There is a solution that doesn't require access to a Tardis to be able to go back in time and make sure you prepare the coffee first. That solution is to press button 'C' again until the light next to it goes out. This causes knob 'D' to stop being able to produce steam and puts it into "hot water" mode. Whilst in this mode, you place a cup under knob 'D' and turn it until steam stops flowing and boiling water resumes once again (takes about ten seconds again). This has the corollary effect of cooling the machine down enough to make coffee once more. See?, I knew there must be a 'logical' purpose to requiring two controls (a button and a knob) to control the frother wand when at first it seemed that only one should be needed.

I think you'll agree the above isn't entirely logical or user-friendly. It has the feel of a Beta Version about it. When researching which machine to buy, I read a lot of opinion to the effect that "coffee makers just do what it takes to make great coffee, whether they're easy or intuitive to use is a secondary consideration ". I don't agree with that outlook: great tools don't just need to produce great results, they also need to be user-friendly in order to make the power they facilitate available to us mere mortals. So, whilst the sometimes-obscure controls on the Magnifica may well double-up as a useful test of debugging skills for new developers should you decide to install one in the office (see, I'm getting back on topic now), it is still a pretty inexcusable limitation in a machine that costs £350.

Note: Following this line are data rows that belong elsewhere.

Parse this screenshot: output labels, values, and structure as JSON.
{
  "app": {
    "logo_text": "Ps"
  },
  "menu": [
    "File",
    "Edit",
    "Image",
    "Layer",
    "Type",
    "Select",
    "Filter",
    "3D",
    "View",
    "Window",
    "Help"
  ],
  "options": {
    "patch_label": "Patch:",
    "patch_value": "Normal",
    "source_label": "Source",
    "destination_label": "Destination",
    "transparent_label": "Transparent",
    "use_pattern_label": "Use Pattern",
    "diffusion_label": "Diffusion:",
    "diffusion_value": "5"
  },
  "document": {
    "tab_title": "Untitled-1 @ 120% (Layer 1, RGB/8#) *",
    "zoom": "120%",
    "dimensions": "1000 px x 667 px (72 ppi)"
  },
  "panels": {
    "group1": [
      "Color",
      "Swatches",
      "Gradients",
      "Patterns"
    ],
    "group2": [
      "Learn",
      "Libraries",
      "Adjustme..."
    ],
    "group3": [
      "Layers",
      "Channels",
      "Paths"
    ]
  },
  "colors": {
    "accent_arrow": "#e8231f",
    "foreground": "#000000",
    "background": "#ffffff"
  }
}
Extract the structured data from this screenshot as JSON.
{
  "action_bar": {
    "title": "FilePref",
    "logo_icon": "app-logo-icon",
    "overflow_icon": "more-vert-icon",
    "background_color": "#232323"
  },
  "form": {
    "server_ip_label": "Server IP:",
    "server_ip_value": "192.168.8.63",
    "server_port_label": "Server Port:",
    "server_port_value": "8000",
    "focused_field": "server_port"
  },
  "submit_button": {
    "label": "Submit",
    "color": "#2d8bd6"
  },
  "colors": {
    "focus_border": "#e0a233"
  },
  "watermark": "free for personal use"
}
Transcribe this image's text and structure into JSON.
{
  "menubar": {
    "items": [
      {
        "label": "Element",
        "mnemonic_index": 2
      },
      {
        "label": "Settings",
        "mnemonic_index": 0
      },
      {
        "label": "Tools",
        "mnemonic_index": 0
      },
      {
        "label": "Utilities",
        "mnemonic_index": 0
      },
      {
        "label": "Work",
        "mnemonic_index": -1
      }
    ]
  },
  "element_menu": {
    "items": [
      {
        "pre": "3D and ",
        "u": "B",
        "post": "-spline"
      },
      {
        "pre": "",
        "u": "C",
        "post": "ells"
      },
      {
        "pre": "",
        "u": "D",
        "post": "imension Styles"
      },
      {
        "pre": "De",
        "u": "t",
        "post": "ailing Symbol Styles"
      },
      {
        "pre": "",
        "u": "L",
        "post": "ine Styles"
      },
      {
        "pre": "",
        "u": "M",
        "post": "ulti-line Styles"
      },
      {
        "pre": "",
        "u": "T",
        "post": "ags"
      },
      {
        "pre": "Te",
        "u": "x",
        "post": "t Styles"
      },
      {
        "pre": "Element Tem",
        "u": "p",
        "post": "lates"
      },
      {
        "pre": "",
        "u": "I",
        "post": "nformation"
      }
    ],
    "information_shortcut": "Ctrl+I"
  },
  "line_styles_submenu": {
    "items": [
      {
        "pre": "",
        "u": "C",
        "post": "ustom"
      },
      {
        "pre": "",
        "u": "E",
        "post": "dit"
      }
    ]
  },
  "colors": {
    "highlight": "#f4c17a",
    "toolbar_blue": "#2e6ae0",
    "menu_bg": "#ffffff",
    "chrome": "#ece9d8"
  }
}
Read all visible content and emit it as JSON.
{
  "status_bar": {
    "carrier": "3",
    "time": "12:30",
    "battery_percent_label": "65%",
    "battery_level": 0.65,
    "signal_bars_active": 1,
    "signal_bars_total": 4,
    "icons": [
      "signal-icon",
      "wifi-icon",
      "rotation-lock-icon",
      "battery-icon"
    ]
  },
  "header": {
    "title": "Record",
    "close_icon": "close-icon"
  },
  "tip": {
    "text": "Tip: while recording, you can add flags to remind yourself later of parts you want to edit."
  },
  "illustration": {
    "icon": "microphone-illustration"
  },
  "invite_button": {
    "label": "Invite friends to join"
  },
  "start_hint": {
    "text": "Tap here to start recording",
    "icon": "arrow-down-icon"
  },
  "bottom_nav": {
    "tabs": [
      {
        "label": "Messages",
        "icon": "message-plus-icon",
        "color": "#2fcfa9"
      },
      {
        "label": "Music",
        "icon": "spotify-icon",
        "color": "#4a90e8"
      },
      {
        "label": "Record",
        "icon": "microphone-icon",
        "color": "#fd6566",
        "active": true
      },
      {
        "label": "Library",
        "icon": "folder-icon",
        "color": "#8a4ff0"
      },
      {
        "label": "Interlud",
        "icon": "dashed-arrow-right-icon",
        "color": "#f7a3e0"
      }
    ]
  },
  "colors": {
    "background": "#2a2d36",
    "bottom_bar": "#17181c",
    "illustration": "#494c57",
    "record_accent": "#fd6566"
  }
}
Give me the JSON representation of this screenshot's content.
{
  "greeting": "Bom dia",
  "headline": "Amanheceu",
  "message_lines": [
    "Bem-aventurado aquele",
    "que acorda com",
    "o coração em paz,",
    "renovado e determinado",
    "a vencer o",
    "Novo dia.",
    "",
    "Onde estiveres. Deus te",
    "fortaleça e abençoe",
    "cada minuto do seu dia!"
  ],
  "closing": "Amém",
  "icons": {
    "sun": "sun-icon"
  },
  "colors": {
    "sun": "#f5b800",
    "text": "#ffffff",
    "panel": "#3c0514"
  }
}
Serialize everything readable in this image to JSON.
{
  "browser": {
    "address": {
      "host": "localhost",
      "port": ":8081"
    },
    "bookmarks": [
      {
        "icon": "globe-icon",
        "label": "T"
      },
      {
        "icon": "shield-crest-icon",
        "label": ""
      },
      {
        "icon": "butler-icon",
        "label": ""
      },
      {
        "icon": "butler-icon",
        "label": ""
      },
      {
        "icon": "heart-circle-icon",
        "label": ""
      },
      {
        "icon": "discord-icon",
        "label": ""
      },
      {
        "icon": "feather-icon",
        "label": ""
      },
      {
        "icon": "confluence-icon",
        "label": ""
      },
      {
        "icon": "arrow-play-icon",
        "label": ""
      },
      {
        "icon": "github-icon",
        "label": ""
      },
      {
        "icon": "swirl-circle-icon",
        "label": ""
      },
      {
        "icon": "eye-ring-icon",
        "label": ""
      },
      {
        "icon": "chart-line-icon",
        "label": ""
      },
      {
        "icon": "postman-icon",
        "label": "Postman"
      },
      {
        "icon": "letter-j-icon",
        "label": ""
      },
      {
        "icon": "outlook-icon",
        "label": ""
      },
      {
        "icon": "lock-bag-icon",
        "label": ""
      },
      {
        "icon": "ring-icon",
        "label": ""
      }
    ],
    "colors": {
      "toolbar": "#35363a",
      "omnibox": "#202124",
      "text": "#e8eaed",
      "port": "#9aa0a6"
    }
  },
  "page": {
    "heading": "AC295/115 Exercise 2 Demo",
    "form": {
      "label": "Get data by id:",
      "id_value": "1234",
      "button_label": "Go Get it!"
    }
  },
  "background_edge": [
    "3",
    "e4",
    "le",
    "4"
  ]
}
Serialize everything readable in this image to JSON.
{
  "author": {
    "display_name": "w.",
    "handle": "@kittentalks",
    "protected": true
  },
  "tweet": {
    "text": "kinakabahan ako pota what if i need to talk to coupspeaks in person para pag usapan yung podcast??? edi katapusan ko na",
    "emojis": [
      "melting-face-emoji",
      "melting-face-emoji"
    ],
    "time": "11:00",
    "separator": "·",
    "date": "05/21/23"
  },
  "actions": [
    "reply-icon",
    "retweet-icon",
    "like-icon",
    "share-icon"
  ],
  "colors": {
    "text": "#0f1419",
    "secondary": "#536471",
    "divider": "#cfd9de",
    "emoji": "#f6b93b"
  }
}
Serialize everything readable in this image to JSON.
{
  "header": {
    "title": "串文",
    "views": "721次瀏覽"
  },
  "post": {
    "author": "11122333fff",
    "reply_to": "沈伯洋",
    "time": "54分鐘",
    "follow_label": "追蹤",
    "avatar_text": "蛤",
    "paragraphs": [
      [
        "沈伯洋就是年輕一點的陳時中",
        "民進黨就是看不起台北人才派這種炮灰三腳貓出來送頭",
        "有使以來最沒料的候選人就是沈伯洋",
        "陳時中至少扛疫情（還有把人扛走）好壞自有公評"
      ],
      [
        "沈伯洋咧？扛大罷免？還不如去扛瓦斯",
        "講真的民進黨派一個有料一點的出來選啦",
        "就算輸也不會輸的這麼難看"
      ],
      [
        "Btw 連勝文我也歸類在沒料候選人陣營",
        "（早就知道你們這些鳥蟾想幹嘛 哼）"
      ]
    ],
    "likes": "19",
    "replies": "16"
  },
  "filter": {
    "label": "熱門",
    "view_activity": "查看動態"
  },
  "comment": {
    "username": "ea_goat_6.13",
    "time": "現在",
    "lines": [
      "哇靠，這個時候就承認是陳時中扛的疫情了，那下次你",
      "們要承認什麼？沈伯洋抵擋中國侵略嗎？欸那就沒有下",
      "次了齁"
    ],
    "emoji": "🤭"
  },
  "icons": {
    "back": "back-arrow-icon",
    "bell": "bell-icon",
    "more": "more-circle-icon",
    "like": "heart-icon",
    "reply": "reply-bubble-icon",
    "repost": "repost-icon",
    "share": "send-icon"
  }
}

Bottom line, I'm glad I got one. It's nice to be able to enjoy a decent cup of Joe or two in the morning before heading out to face the day. And, minor quibbles aside, it is actually pretty easy to use to get a normal cup of coffee once you've got it set up. All-in-all, I'm pleased with the results and would recommend it.